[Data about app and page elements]
□ □ □ □

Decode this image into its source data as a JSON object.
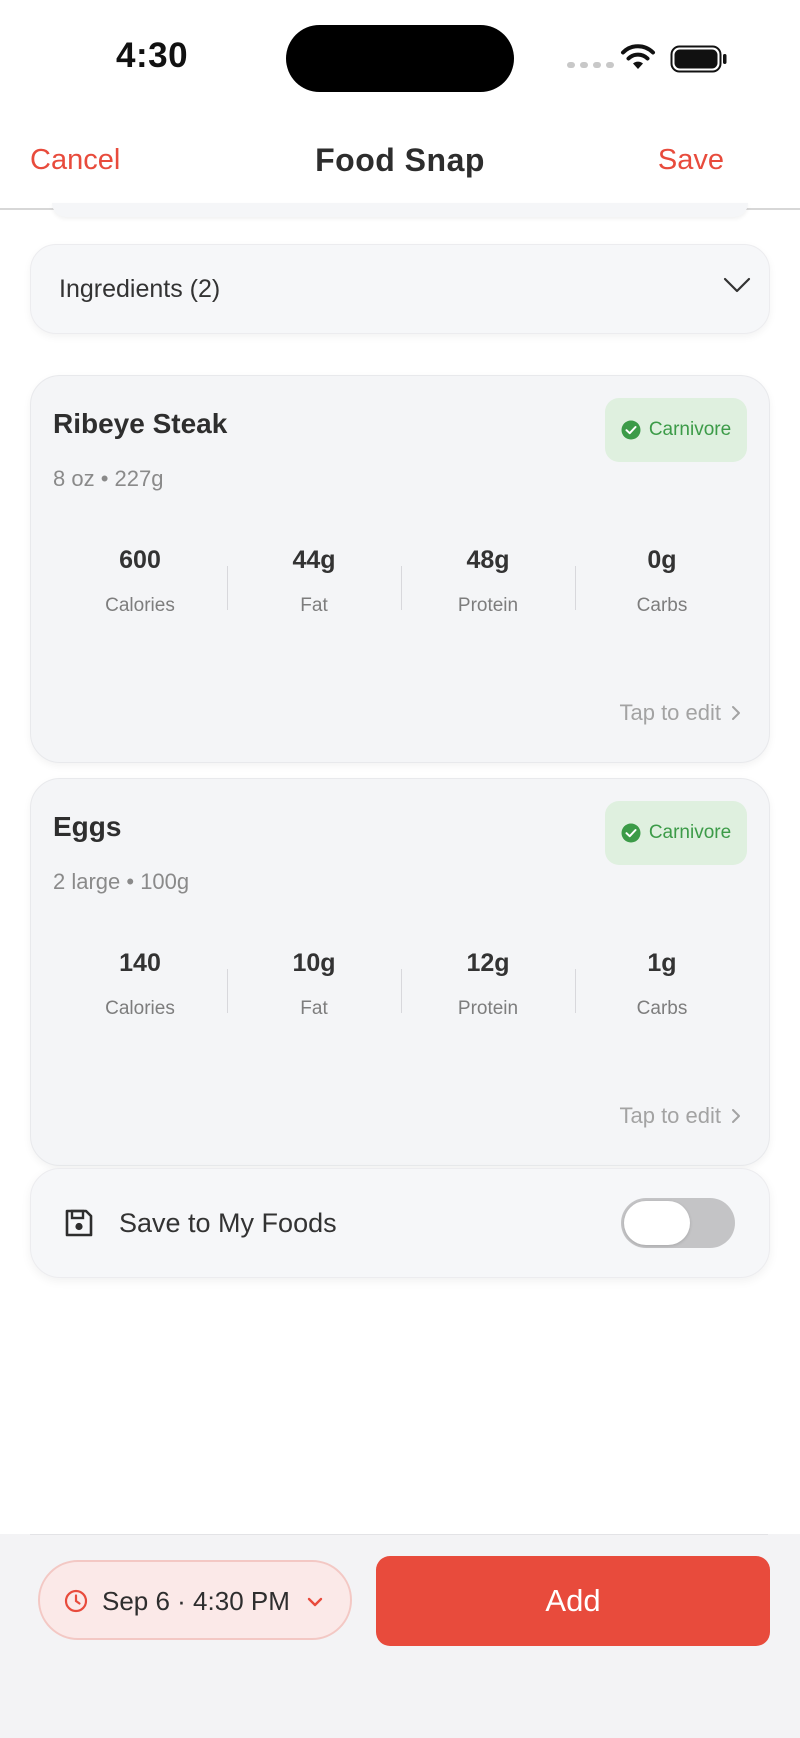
{
  "status_bar": {
    "time": "4:30"
  },
  "nav": {
    "cancel_label": "Cancel",
    "title": "Food Snap",
    "save_label": "Save"
  },
  "ingredients": {
    "header_label": "Ingredients (2)"
  },
  "foods": [
    {
      "name": "Ribeye Steak",
      "serving": "8 oz • 227g",
      "badge": "Carnivore",
      "stats": [
        {
          "value": "600",
          "label": "Calories"
        },
        {
          "value": "44g",
          "label": "Fat"
        },
        {
          "value": "48g",
          "label": "Protein"
        },
        {
          "value": "0g",
          "label": "Carbs"
        }
      ],
      "edit_label": "Tap to edit"
    },
    {
      "name": "Eggs",
      "serving": "2 large • 100g",
      "badge": "Carnivore",
      "stats": [
        {
          "value": "140",
          "label": "Calories"
        },
        {
          "value": "10g",
          "label": "Fat"
        },
        {
          "value": "12g",
          "label": "Protein"
        },
        {
          "value": "1g",
          "label": "Carbs"
        }
      ],
      "edit_label": "Tap to edit"
    }
  ],
  "save_to_foods": {
    "label": "Save to My Foods",
    "enabled": false
  },
  "bottom": {
    "datetime_label": "Sep 6 · 4:30 PM",
    "add_label": "Add"
  },
  "colors": {
    "accent": "#e84b3c",
    "badge_bg": "#dff0df",
    "badge_text": "#3c9b48"
  },
  "icons": [
    "wifi-icon",
    "battery-icon",
    "chevron-down-icon",
    "check-circle-icon",
    "chevron-right-icon",
    "floppy-disk-icon",
    "clock-icon"
  ]
}
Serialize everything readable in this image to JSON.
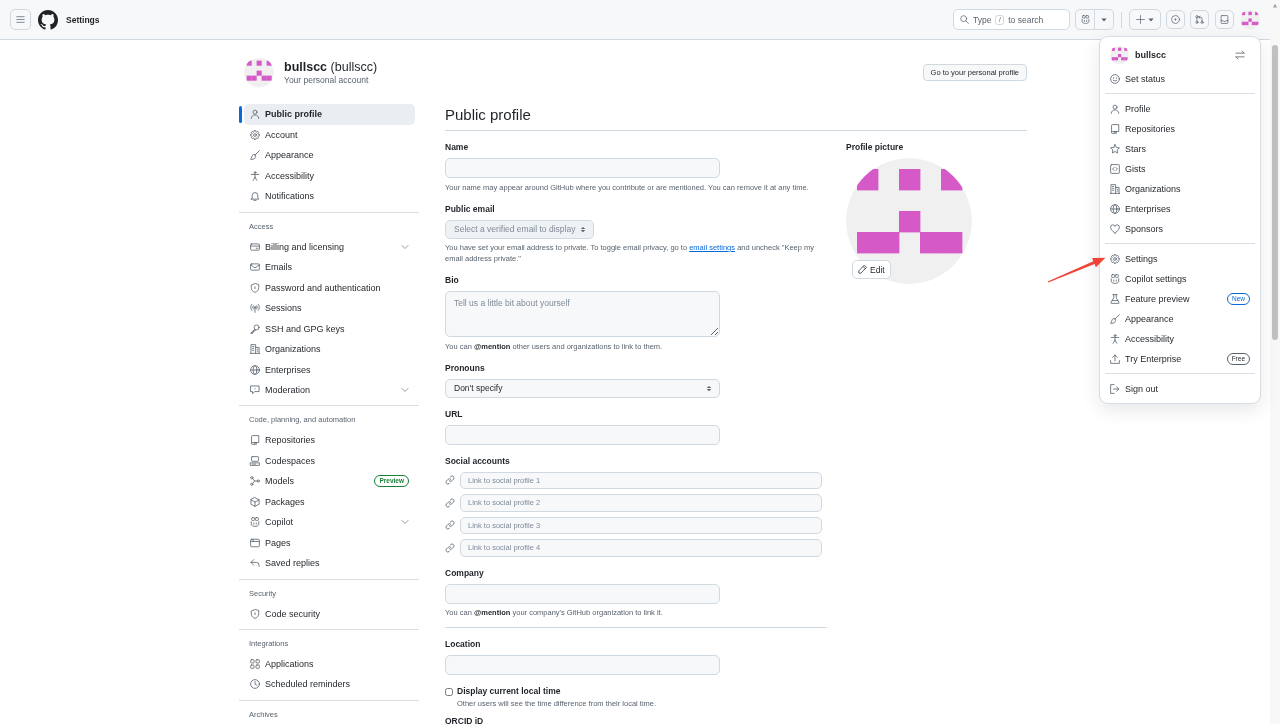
{
  "topbar": {
    "title": "Settings",
    "search": {
      "label": "Type",
      "key": "/",
      "label_after": "to search"
    }
  },
  "account": {
    "name": "bullscc",
    "login": "(bullscc)",
    "subtitle": "Your personal account",
    "profile_button": "Go to your personal profile"
  },
  "sidebar": {
    "groups": [
      {
        "items": [
          {
            "label": "Public profile",
            "selected": true
          },
          {
            "label": "Account",
            "selected": false
          },
          {
            "label": "Appearance",
            "selected": false
          },
          {
            "label": "Accessibility",
            "selected": false
          },
          {
            "label": "Notifications",
            "selected": false
          }
        ]
      },
      {
        "heading": "Access",
        "items": [
          {
            "label": "Billing and licensing",
            "selected": false,
            "expanded": false
          },
          {
            "label": "Emails",
            "selected": false
          },
          {
            "label": "Password and authentication",
            "selected": false
          },
          {
            "label": "Sessions",
            "selected": false
          },
          {
            "label": "SSH and GPG keys",
            "selected": false
          },
          {
            "label": "Organizations",
            "selected": false
          },
          {
            "label": "Enterprises",
            "selected": false
          },
          {
            "label": "Moderation",
            "selected": false,
            "expanded": false
          }
        ]
      },
      {
        "heading": "Code, planning, and automation",
        "items": [
          {
            "label": "Repositories",
            "selected": false
          },
          {
            "label": "Codespaces",
            "selected": false
          },
          {
            "label": "Models",
            "selected": false,
            "badge": {
              "text": "Preview",
              "kind": "success"
            }
          },
          {
            "label": "Packages",
            "selected": false
          },
          {
            "label": "Copilot",
            "selected": false,
            "expanded": false
          },
          {
            "label": "Pages",
            "selected": false
          },
          {
            "label": "Saved replies",
            "selected": false
          }
        ]
      },
      {
        "heading": "Security",
        "items": [
          {
            "label": "Code security",
            "selected": false
          }
        ]
      },
      {
        "heading": "Integrations",
        "items": [
          {
            "label": "Applications",
            "selected": false
          },
          {
            "label": "Scheduled reminders",
            "selected": false
          }
        ]
      },
      {
        "heading": "Archives"
      }
    ]
  },
  "profile": {
    "title": "Public profile",
    "fields": [
      {
        "kind": "text",
        "label": "Name",
        "help": "Your name may appear around GitHub where you contribute or are mentioned. You can remove it at any time."
      },
      {
        "kind": "picker",
        "label": "Public email",
        "value": "Select a verified email to display",
        "disabled": true,
        "help": "You have set your email address to private. To toggle email privacy, go to",
        "help_link": "email settings",
        "help_after": "and uncheck \"Keep my email address private.\""
      },
      {
        "kind": "textarea",
        "label": "Bio",
        "placeholder": "Tell us a little bit about yourself",
        "help": "You can **@mention** other users and organizations to link to them."
      },
      {
        "kind": "select",
        "label": "Pronouns",
        "value": "Don't specify",
        "disabled": false
      },
      {
        "kind": "text",
        "label": "URL"
      },
      {
        "kind": "social",
        "label": "Social accounts",
        "links": [
          {
            "placeholder": "Link to social profile 1"
          },
          {
            "placeholder": "Link to social profile 2"
          },
          {
            "placeholder": "Link to social profile 3"
          },
          {
            "placeholder": "Link to social profile 4"
          }
        ]
      },
      {
        "kind": "text",
        "label": "Company",
        "help": "You can **@mention** your company's GitHub organization to link it."
      },
      {
        "kind": "separator"
      },
      {
        "kind": "text",
        "label": "Location"
      },
      {
        "kind": "checkbox",
        "label": "Display current local time",
        "checked": false,
        "help": "Other users will see the time difference from their local time."
      },
      {
        "kind": "label",
        "label": "ORCID iD"
      }
    ],
    "picture": {
      "label": "Profile picture",
      "edit_button": "Edit"
    }
  },
  "user_menu": {
    "username": "bullscc",
    "sections": [
      {
        "items": [
          {
            "label": "Set status"
          }
        ]
      },
      {
        "items": [
          {
            "label": "Profile"
          },
          {
            "label": "Repositories"
          },
          {
            "label": "Stars"
          },
          {
            "label": "Gists"
          },
          {
            "label": "Organizations"
          },
          {
            "label": "Enterprises"
          },
          {
            "label": "Sponsors"
          }
        ]
      },
      {
        "items": [
          {
            "label": "Settings"
          },
          {
            "label": "Copilot settings"
          },
          {
            "label": "Feature preview",
            "badge": {
              "text": "New",
              "kind": "accent"
            }
          },
          {
            "label": "Appearance"
          },
          {
            "label": "Accessibility"
          },
          {
            "label": "Try Enterprise",
            "badge": {
              "text": "Free",
              "kind": "neutral"
            }
          }
        ]
      },
      {
        "items": [
          {
            "label": "Sign out"
          }
        ]
      }
    ]
  },
  "annotations": [
    {
      "kind": "arrow"
    }
  ]
}
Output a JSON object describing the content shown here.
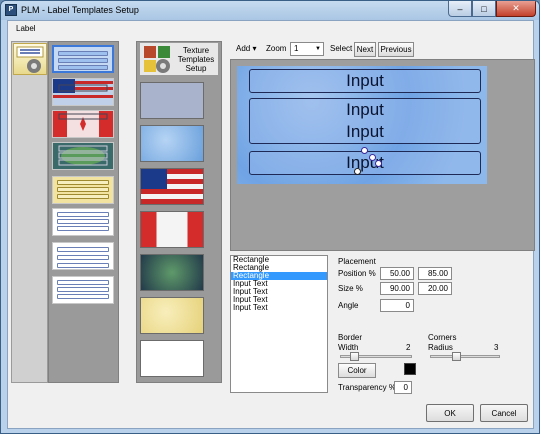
{
  "window": {
    "title": "PLM - Label Templates Setup"
  },
  "menu": {
    "label": "Label"
  },
  "texture_setup": {
    "label": "Texture Templates Setup"
  },
  "toolbar": {
    "add_label": "Add",
    "zoom_label": "Zoom",
    "zoom_value": "1",
    "select_label": "Select",
    "next_label": "Next",
    "previous_label": "Previous"
  },
  "canvas": {
    "boxes": [
      "Input",
      "Input",
      "Input",
      "Input"
    ]
  },
  "elements": [
    "Rectangle",
    "Rectangle",
    "Rectangle",
    "Input Text",
    "Input Text",
    "Input Text",
    "Input Text"
  ],
  "selected_element_index": 2,
  "placement": {
    "title": "Placement",
    "position_label": "Position %",
    "position_x": "50.00",
    "position_y": "85.00",
    "size_label": "Size %",
    "size_x": "90.00",
    "size_y": "20.00",
    "angle_label": "Angle",
    "angle": "0"
  },
  "border": {
    "title": "Border",
    "width_label": "Width",
    "width_value": "2",
    "color_label": "Color",
    "color": "#000000",
    "transparency_label": "Transparency %",
    "transparency": "0"
  },
  "corners": {
    "title": "Corners",
    "radius_label": "Radius",
    "radius_value": "3"
  },
  "buttons": {
    "ok": "OK",
    "cancel": "Cancel"
  }
}
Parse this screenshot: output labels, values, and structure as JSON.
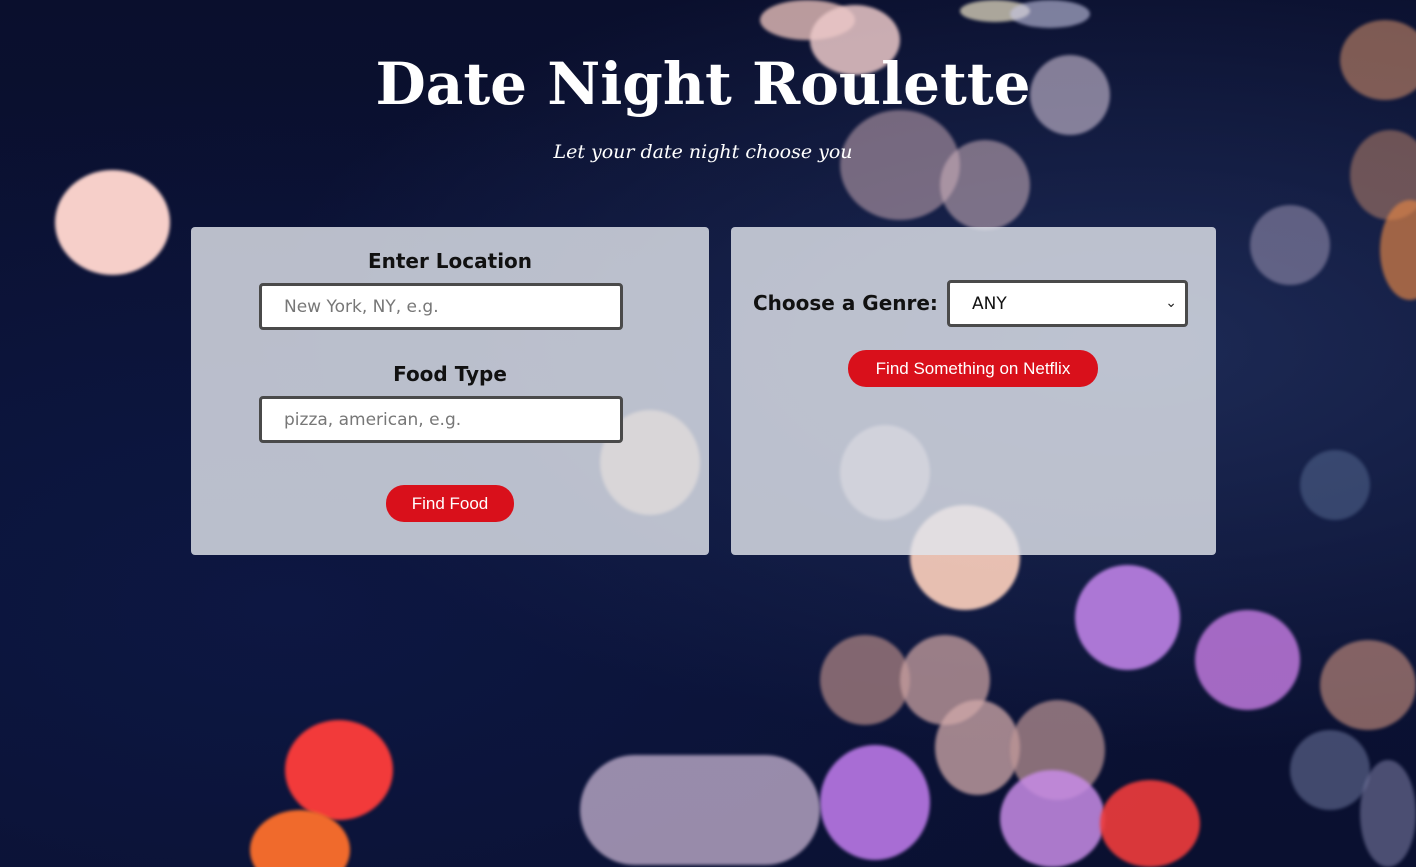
{
  "header": {
    "title": "Date Night Roulette",
    "subtitle": "Let your date night choose you"
  },
  "food_panel": {
    "location_label": "Enter Location",
    "location_placeholder": "New York, NY, e.g.",
    "location_value": "",
    "food_type_label": "Food Type",
    "food_type_placeholder": "pizza, american, e.g.",
    "food_type_value": "",
    "submit_label": "Find Food"
  },
  "movie_panel": {
    "genre_label": "Choose a Genre:",
    "genre_selected": "ANY",
    "submit_label": "Find Something on Netflix"
  },
  "icons": {
    "genre_dropdown": "chevron-down-icon"
  },
  "colors": {
    "accent_red": "#d9101b",
    "background_dark": "#0b1030",
    "panel_bg": "#e1e4eb"
  }
}
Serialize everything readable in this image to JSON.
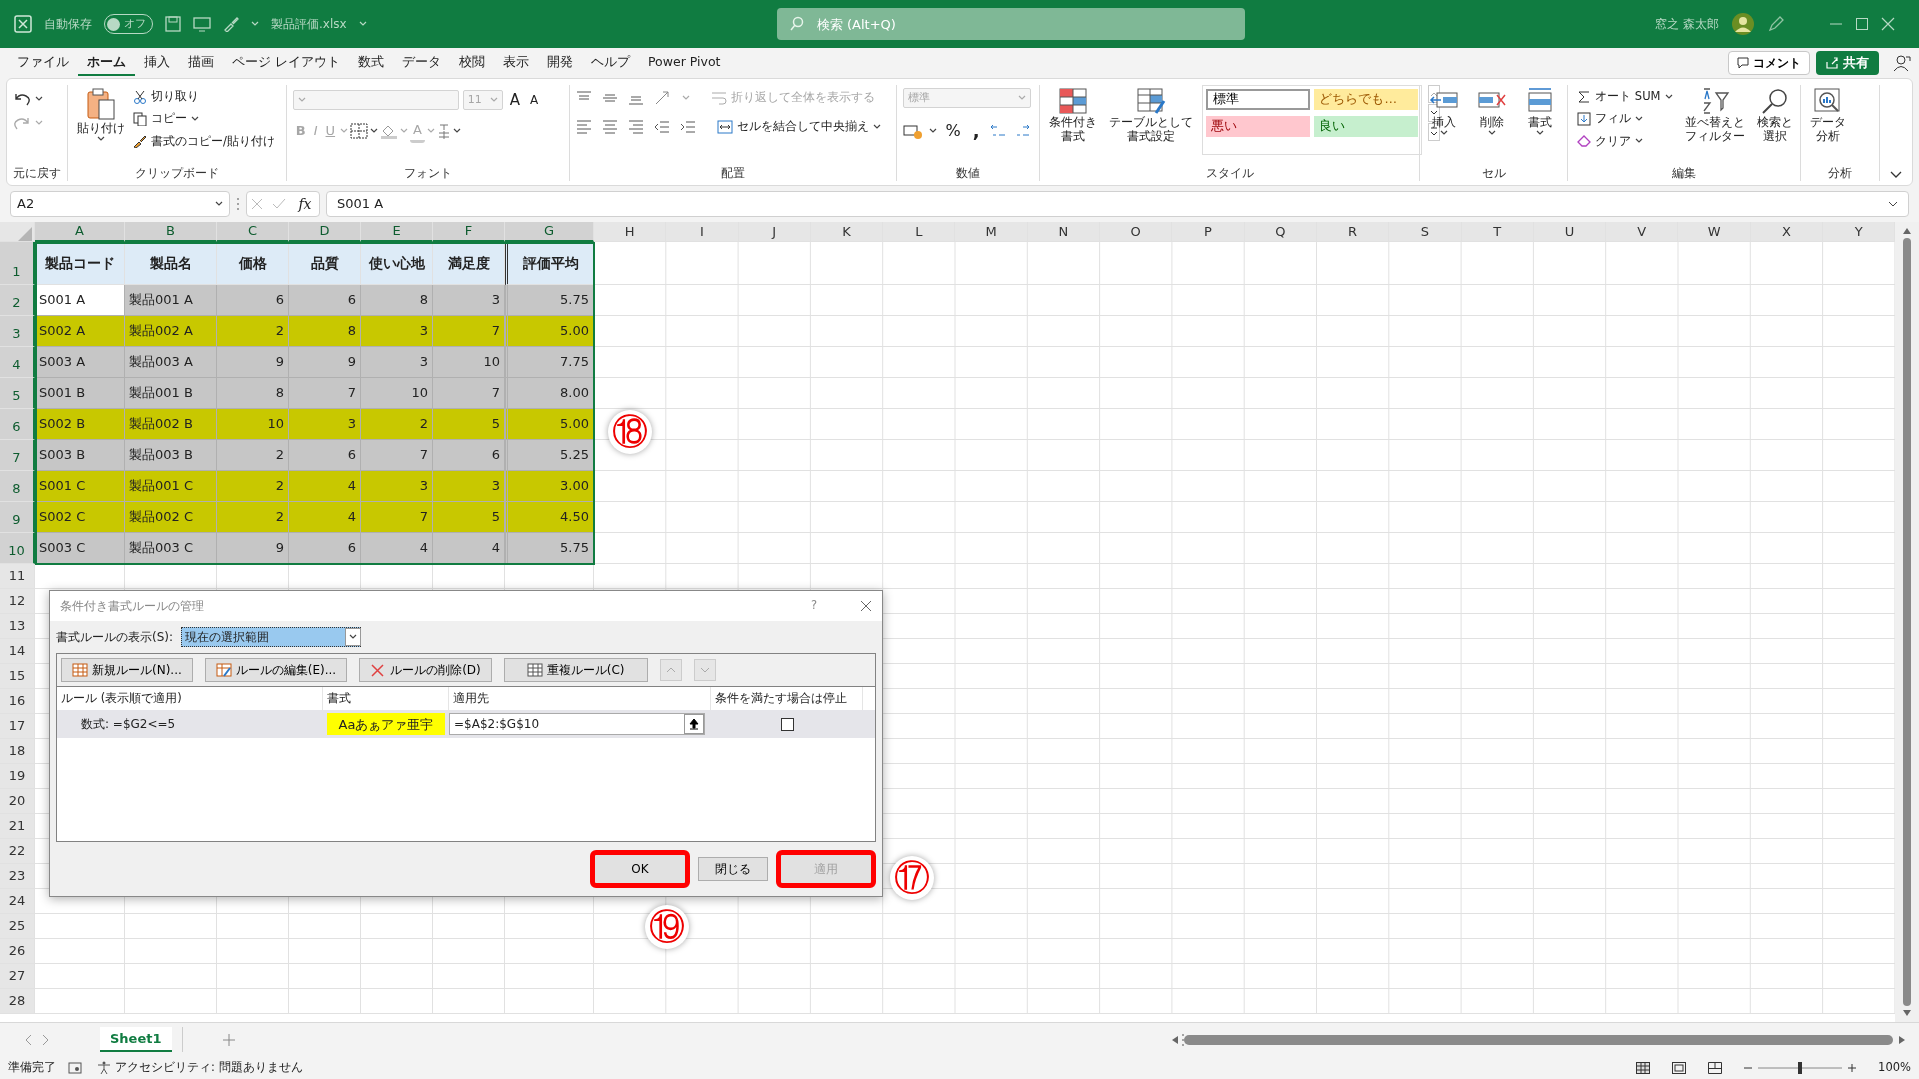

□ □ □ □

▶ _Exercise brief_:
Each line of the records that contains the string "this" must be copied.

▶ _Exercise solution_:
Decode this image into its source data as a JSON object.
Serialize everything readable in this image to JSON.
Parse this screenshot: output labels, values, and structure as JSON.
Serialize everything readable in this image to JSON.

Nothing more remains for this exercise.